• **Description of the task**:
Exact copies of all the lines below are wanted, without a single picture.

• **Dataset records**:
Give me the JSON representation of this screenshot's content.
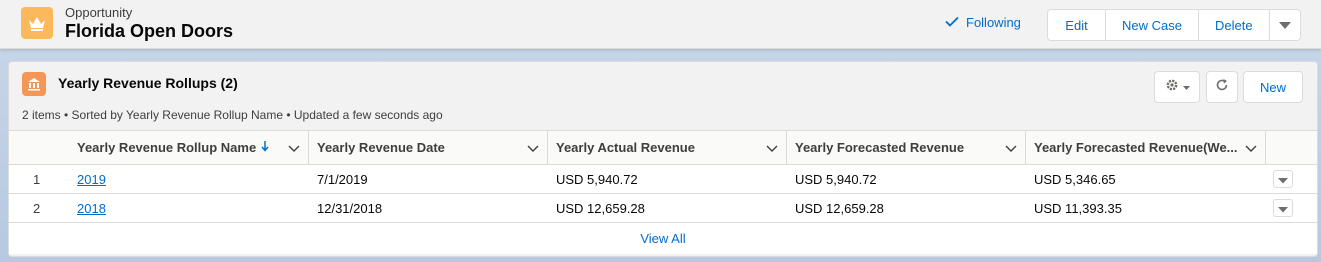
{
  "header": {
    "object_type": "Opportunity",
    "record_name": "Florida Open Doors",
    "following_label": "Following",
    "actions": [
      "Edit",
      "New Case",
      "Delete"
    ]
  },
  "related_list": {
    "title": "Yearly Revenue Rollups (2)",
    "meta": "2 items • Sorted by Yearly Revenue Rollup Name • Updated a few seconds ago",
    "new_label": "New",
    "columns": [
      "Yearly Revenue Rollup Name",
      "Yearly Revenue Date",
      "Yearly Actual Revenue",
      "Yearly Forecasted Revenue",
      "Yearly Forecasted Revenue(We..."
    ],
    "rows": [
      {
        "num": "1",
        "name": "2019",
        "date": "7/1/2019",
        "actual": "USD 5,940.72",
        "forecast": "USD 5,940.72",
        "weighted": "USD 5,346.65"
      },
      {
        "num": "2",
        "name": "2018",
        "date": "12/31/2018",
        "actual": "USD 12,659.28",
        "forecast": "USD 12,659.28",
        "weighted": "USD 11,393.35"
      }
    ],
    "view_all": "View All"
  },
  "colors": {
    "opportunity_icon": "#fcb95b",
    "rollup_icon": "#f49756",
    "link": "#006dcc"
  }
}
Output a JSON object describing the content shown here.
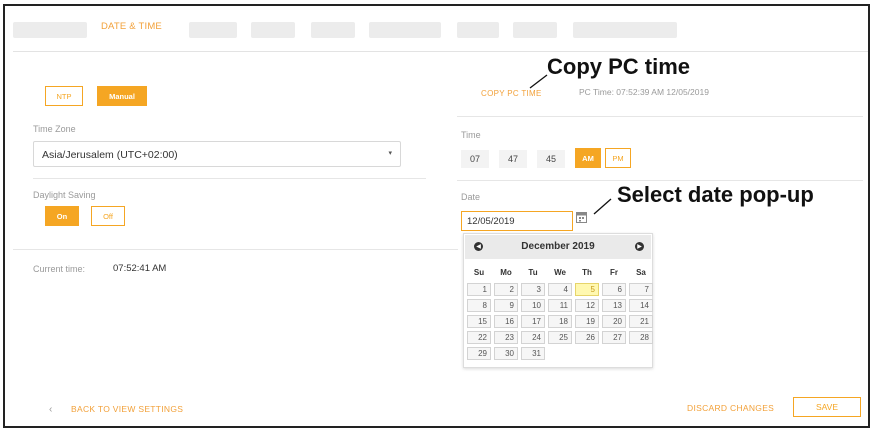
{
  "tabs": {
    "active_label": "DATE & TIME"
  },
  "mode": {
    "ntp_label": "NTP",
    "manual_label": "Manual"
  },
  "timezone": {
    "label": "Time Zone",
    "value": "Asia/Jerusalem (UTC+02:00)"
  },
  "daylight": {
    "label": "Daylight Saving",
    "on_label": "On",
    "off_label": "Off"
  },
  "current": {
    "label": "Current time:",
    "value": "07:52:41 AM"
  },
  "copy_pc": {
    "label": "COPY PC TIME",
    "pc_time": "PC Time: 07:52:39 AM 12/05/2019"
  },
  "time": {
    "label": "Time",
    "hour": "07",
    "minute": "47",
    "second": "45",
    "am_label": "AM",
    "pm_label": "PM"
  },
  "date": {
    "label": "Date",
    "value": "12/05/2019"
  },
  "calendar": {
    "month_title": "December 2019",
    "weekdays": [
      "Su",
      "Mo",
      "Tu",
      "We",
      "Th",
      "Fr",
      "Sa"
    ],
    "weeks": [
      [
        "1",
        "2",
        "3",
        "4",
        "5",
        "6",
        "7"
      ],
      [
        "8",
        "9",
        "10",
        "11",
        "12",
        "13",
        "14"
      ],
      [
        "15",
        "16",
        "17",
        "18",
        "19",
        "20",
        "21"
      ],
      [
        "22",
        "23",
        "24",
        "25",
        "26",
        "27",
        "28"
      ],
      [
        "29",
        "30",
        "31"
      ]
    ],
    "selected_day": "5"
  },
  "annotations": {
    "copy_pc": "Copy PC time",
    "select_date": "Select date pop-up"
  },
  "footer": {
    "back_label": "BACK TO VIEW SETTINGS",
    "discard_label": "DISCARD CHANGES",
    "save_label": "SAVE"
  },
  "colors": {
    "accent": "#f5a623",
    "today_bg": "#fff8b0"
  }
}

• **Task output**:
Give me the JSON representation of this screenshot's content.
{
  "header": {
    "object_type": "Opportunity",
    "record_name": "Florida Open Doors",
    "following_label": "Following",
    "actions": [
      "Edit",
      "New Case",
      "Delete"
    ]
  },
  "related_list": {
    "title": "Yearly Revenue Rollups (2)",
    "meta": "2 items • Sorted by Yearly Revenue Rollup Name • Updated a few seconds ago",
    "new_label": "New",
    "columns": [
      "Yearly Revenue Rollup Name",
      "Yearly Revenue Date",
      "Yearly Actual Revenue",
      "Yearly Forecasted Revenue",
      "Yearly Forecasted Revenue(We..."
    ],
    "rows": [
      {
        "num": "1",
        "name": "2019",
        "date": "7/1/2019",
        "actual": "USD 5,940.72",
        "forecast": "USD 5,940.72",
        "weighted": "USD 5,346.65"
      },
      {
        "num": "2",
        "name": "2018",
        "date": "12/31/2018",
        "actual": "USD 12,659.28",
        "forecast": "USD 12,659.28",
        "weighted": "USD 11,393.35"
      }
    ],
    "view_all": "View All"
  },
  "colors": {
    "opportunity_icon": "#fcb95b",
    "rollup_icon": "#f49756",
    "link": "#006dcc"
  }
}
Output a JSON object describing the content shown here.
{
  "tabs": {
    "active_label": "DATE & TIME"
  },
  "mode": {
    "ntp_label": "NTP",
    "manual_label": "Manual"
  },
  "timezone": {
    "label": "Time Zone",
    "value": "Asia/Jerusalem (UTC+02:00)"
  },
  "daylight": {
    "label": "Daylight Saving",
    "on_label": "On",
    "off_label": "Off"
  },
  "current": {
    "label": "Current time:",
    "value": "07:52:41 AM"
  },
  "copy_pc": {
    "label": "COPY PC TIME",
    "pc_time": "PC Time: 07:52:39 AM 12/05/2019"
  },
  "time": {
    "label": "Time",
    "hour": "07",
    "minute": "47",
    "second": "45",
    "am_label": "AM",
    "pm_label": "PM"
  },
  "date": {
    "label": "Date",
    "value": "12/05/2019"
  },
  "calendar": {
    "month_title": "December 2019",
    "weekdays": [
      "Su",
      "Mo",
      "Tu",
      "We",
      "Th",
      "Fr",
      "Sa"
    ],
    "weeks": [
      [
        "1",
        "2",
        "3",
        "4",
        "5",
        "6",
        "7"
      ],
      [
        "8",
        "9",
        "10",
        "11",
        "12",
        "13",
        "14"
      ],
      [
        "15",
        "16",
        "17",
        "18",
        "19",
        "20",
        "21"
      ],
      [
        "22",
        "23",
        "24",
        "25",
        "26",
        "27",
        "28"
      ],
      [
        "29",
        "30",
        "31"
      ]
    ],
    "selected_day": "5"
  },
  "annotations": {
    "copy_pc": "Copy PC time",
    "select_date": "Select date pop-up"
  },
  "footer": {
    "back_label": "BACK TO VIEW SETTINGS",
    "discard_label": "DISCARD CHANGES",
    "save_label": "SAVE"
  },
  "colors": {
    "accent": "#f5a623",
    "today_bg": "#fff8b0"
  }
}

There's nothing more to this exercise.